--- Your instructions ---
Your answer must be every line of the data that holds the string "icon".
*** Opening Source data ***
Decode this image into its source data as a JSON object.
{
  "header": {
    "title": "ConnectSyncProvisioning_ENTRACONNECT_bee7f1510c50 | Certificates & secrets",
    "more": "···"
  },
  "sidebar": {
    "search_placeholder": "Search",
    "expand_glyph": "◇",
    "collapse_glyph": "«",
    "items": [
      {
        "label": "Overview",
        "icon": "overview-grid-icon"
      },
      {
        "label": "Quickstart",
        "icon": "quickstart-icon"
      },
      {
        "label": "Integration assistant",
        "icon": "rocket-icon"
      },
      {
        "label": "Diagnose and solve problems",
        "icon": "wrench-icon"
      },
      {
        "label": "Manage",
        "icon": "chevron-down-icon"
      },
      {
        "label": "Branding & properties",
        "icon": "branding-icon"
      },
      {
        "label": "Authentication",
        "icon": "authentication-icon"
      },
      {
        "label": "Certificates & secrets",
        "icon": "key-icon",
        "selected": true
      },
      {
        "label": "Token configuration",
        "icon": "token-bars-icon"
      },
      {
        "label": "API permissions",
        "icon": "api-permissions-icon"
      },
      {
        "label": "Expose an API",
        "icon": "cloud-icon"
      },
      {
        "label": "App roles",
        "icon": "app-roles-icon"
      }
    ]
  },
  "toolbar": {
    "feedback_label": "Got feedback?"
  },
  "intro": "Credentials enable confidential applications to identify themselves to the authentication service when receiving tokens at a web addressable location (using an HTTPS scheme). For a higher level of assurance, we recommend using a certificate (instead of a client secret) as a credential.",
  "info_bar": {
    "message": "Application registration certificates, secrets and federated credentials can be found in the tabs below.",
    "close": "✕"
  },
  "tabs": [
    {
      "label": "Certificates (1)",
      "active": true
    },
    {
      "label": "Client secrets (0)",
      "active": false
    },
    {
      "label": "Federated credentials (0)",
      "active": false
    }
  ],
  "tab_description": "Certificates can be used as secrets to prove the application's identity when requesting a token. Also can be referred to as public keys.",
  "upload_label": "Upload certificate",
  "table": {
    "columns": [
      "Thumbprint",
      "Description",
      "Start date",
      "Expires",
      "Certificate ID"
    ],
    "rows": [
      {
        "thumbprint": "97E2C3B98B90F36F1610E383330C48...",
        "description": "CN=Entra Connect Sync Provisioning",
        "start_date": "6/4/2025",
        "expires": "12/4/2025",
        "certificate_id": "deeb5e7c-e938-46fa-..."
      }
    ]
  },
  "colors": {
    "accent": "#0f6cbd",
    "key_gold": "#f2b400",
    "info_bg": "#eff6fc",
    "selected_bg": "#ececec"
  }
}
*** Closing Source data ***
--- Answer section ---
        "icon": "overview-grid-icon"
        "icon": "quickstart-icon"
        "icon": "rocket-icon"
        "icon": "wrench-icon"
        "icon": "chevron-down-icon"
        "icon": "branding-icon"
        "icon": "authentication-icon"
        "icon": "key-icon",
        "icon": "token-bars-icon"
        "icon": "api-permissions-icon"
        "icon": "cloud-icon"
        "icon": "app-roles-icon"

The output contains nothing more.